A mesoscale convective vortex–(MCV)–is a mid-level low-pressure center within an MCS that pulls winds into a circling pattern, or vortex. … An MCV that moves into tropical waters, such as the Gulf of Mexico, can serve as the nucleus for a tropical storm or hurricane. A good example of this is Hurricane Barry (2019).
What is a mesoscale event?
Weather phenomena that are small in size—too small to be shown on a weather map—are referred to as mesoscale. Mesoscale events range from a few kilometers to several hundred kilometers in size. They last a day or less, and impact areas on a regional and local scale and include events such as: Thunderstorms. Tornadoes.
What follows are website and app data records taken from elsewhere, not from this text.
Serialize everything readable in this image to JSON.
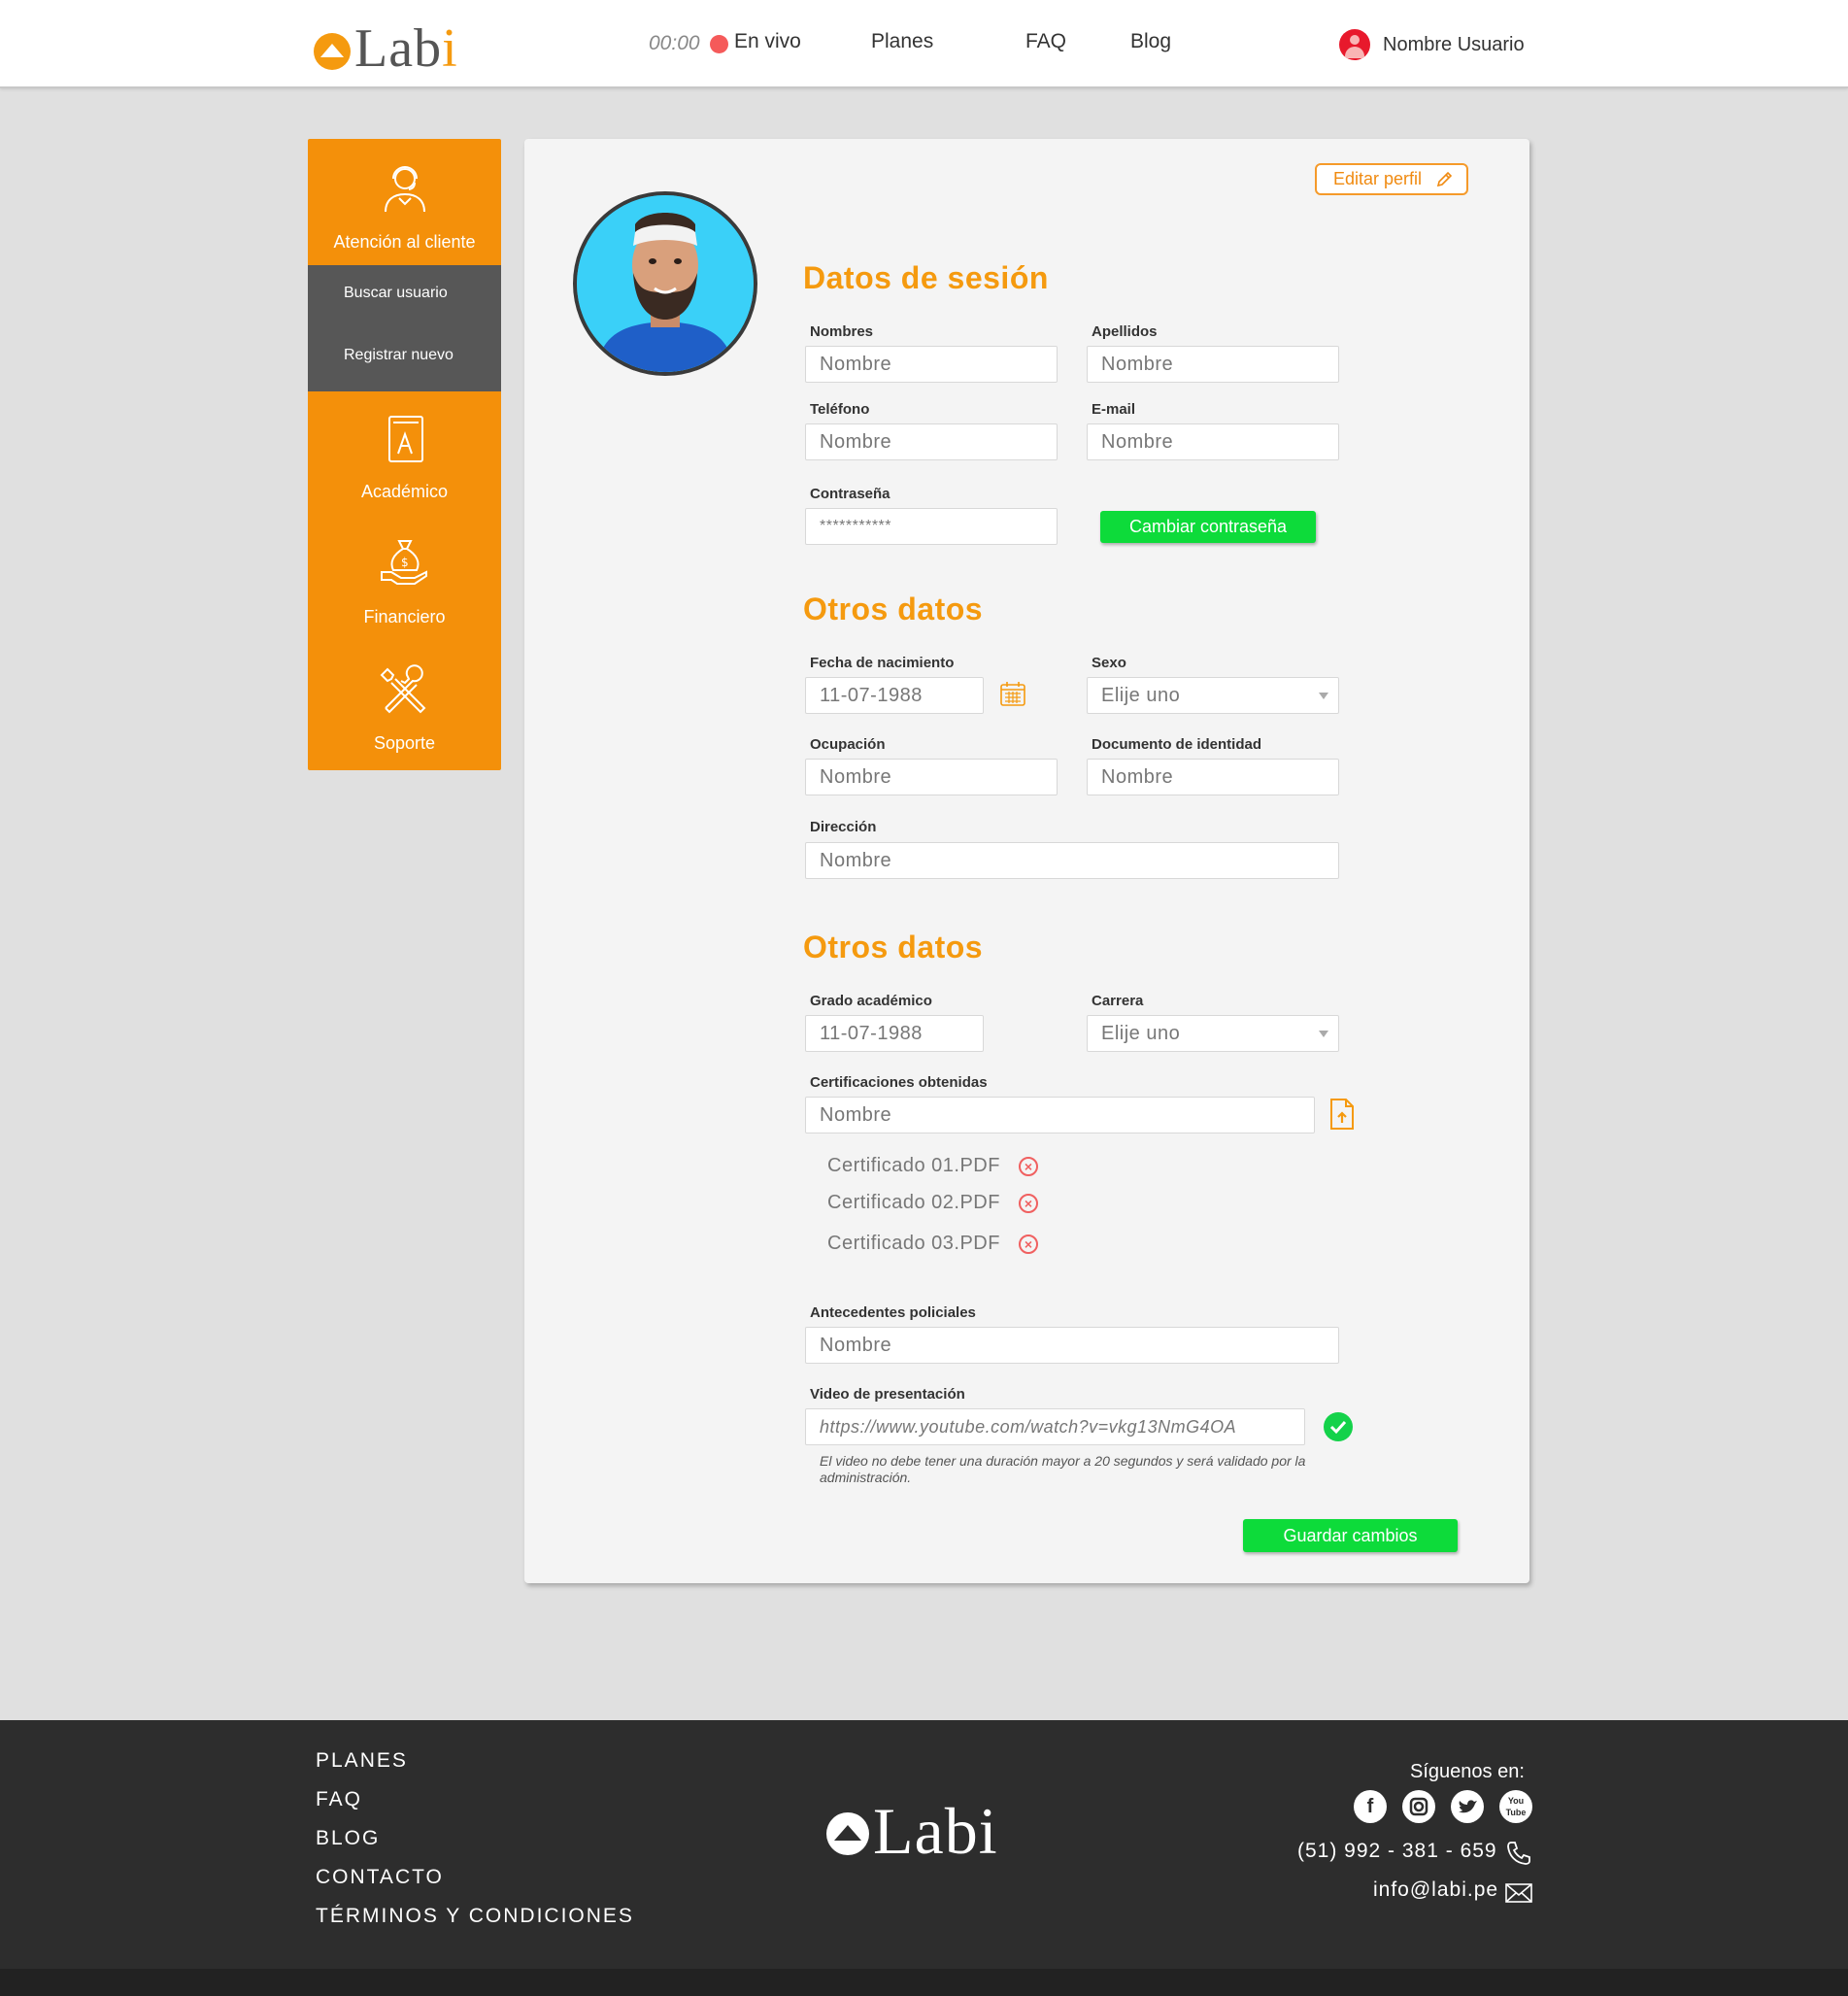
{
  "brand": {
    "name_main": "Lab",
    "name_accent": "i",
    "accent_color": "#f59a0f"
  },
  "header": {
    "live_time": "00:00",
    "live_label": "En vivo",
    "nav": [
      "Planes",
      "FAQ",
      "Blog"
    ],
    "user_name": "Nombre Usuario"
  },
  "sidebar": {
    "items": [
      {
        "label": "Atención al cliente",
        "icon": "customer-support-icon"
      },
      {
        "label": "Académico",
        "icon": "book-icon"
      },
      {
        "label": "Financiero",
        "icon": "money-bag-icon"
      },
      {
        "label": "Soporte",
        "icon": "tools-icon"
      }
    ],
    "sub_items": [
      "Buscar usuario",
      "Registrar nuevo"
    ]
  },
  "profile": {
    "edit_label": "Editar perfil",
    "session": {
      "title": "Datos de sesión",
      "nombres_label": "Nombres",
      "nombres_placeholder": "Nombre",
      "apellidos_label": "Apellidos",
      "apellidos_placeholder": "Nombre",
      "telefono_label": "Teléfono",
      "telefono_placeholder": "Nombre",
      "email_label": "E-mail",
      "email_placeholder": "Nombre",
      "password_label": "Contraseña",
      "password_value": "***********",
      "change_password_label": "Cambiar contraseña"
    },
    "other": {
      "title": "Otros datos",
      "birth_label": "Fecha de nacimiento",
      "birth_value": "11-07-1988",
      "sex_label": "Sexo",
      "sex_value": "Elije uno",
      "occupation_label": "Ocupación",
      "occupation_placeholder": "Nombre",
      "id_label": "Documento de identidad",
      "id_placeholder": "Nombre",
      "address_label": "Dirección",
      "address_placeholder": "Nombre"
    },
    "academic": {
      "title": "Otros datos",
      "degree_label": "Grado académico",
      "degree_value": "11-07-1988",
      "career_label": "Carrera",
      "career_value": "Elije uno",
      "certs_label": "Certificaciones obtenidas",
      "certs_placeholder": "Nombre",
      "certificates": [
        "Certificado 01.PDF",
        "Certificado 02.PDF",
        "Certificado 03.PDF"
      ],
      "police_label": "Antecedentes policiales",
      "police_placeholder": "Nombre",
      "video_label": "Video de presentación",
      "video_value": "https://www.youtube.com/watch?v=vkg13NmG4OA",
      "video_note": "El video no debe tener una duración mayor a 20 segundos y será validado por la administración."
    },
    "save_label": "Guardar cambios"
  },
  "footer": {
    "links": [
      "PLANES",
      "FAQ",
      "BLOG",
      "CONTACTO",
      "TÉRMINOS Y CONDICIONES"
    ],
    "follow_label": "Síguenos en:",
    "social": [
      "facebook-icon",
      "instagram-icon",
      "twitter-icon",
      "youtube-icon"
    ],
    "phone": "(51) 992 - 381 - 659",
    "email": "info@labi.pe"
  }
}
What are mesoscale winds?
Mesoscale meteorology is the study of atmospheric phenomena with typical spatial scales between 10 and 1000 km. Examples of mesoscale phenomena include thunderstorms, gap winds, downslope windstorms, land-sea breezes, and squall lines.
How is a mesoscale convective complex formed?
Development. MCCs commonly develop from the merging of thunderstorms into a squall line which eventually meet the MCC criteria. … After dissipation, a remnant mid-level circulation known as a mesoscale convective vortex can initiate another round of thunderstorms later in the day.
What is an example of mesoscale motion?
An example of mesoscale motion is: Winds blowing through a city. … The slowing of the wind due to the random motion of air molecules is called: molecular viscosity.
Are tropical cyclones mesoscale?
Mesoscale Convective System. … MCSs may be round or linear in shape, and include systems such as tropical cyclones, squall lines, and Mesoscale Convective Complexes (MCCs) (among others).
What is the difference between mesoscale and microscale?
As nouns the difference between microscale and mesoscale
is that microscale is a very small or microscopic scale while mesoscale is a scale of intermediate size.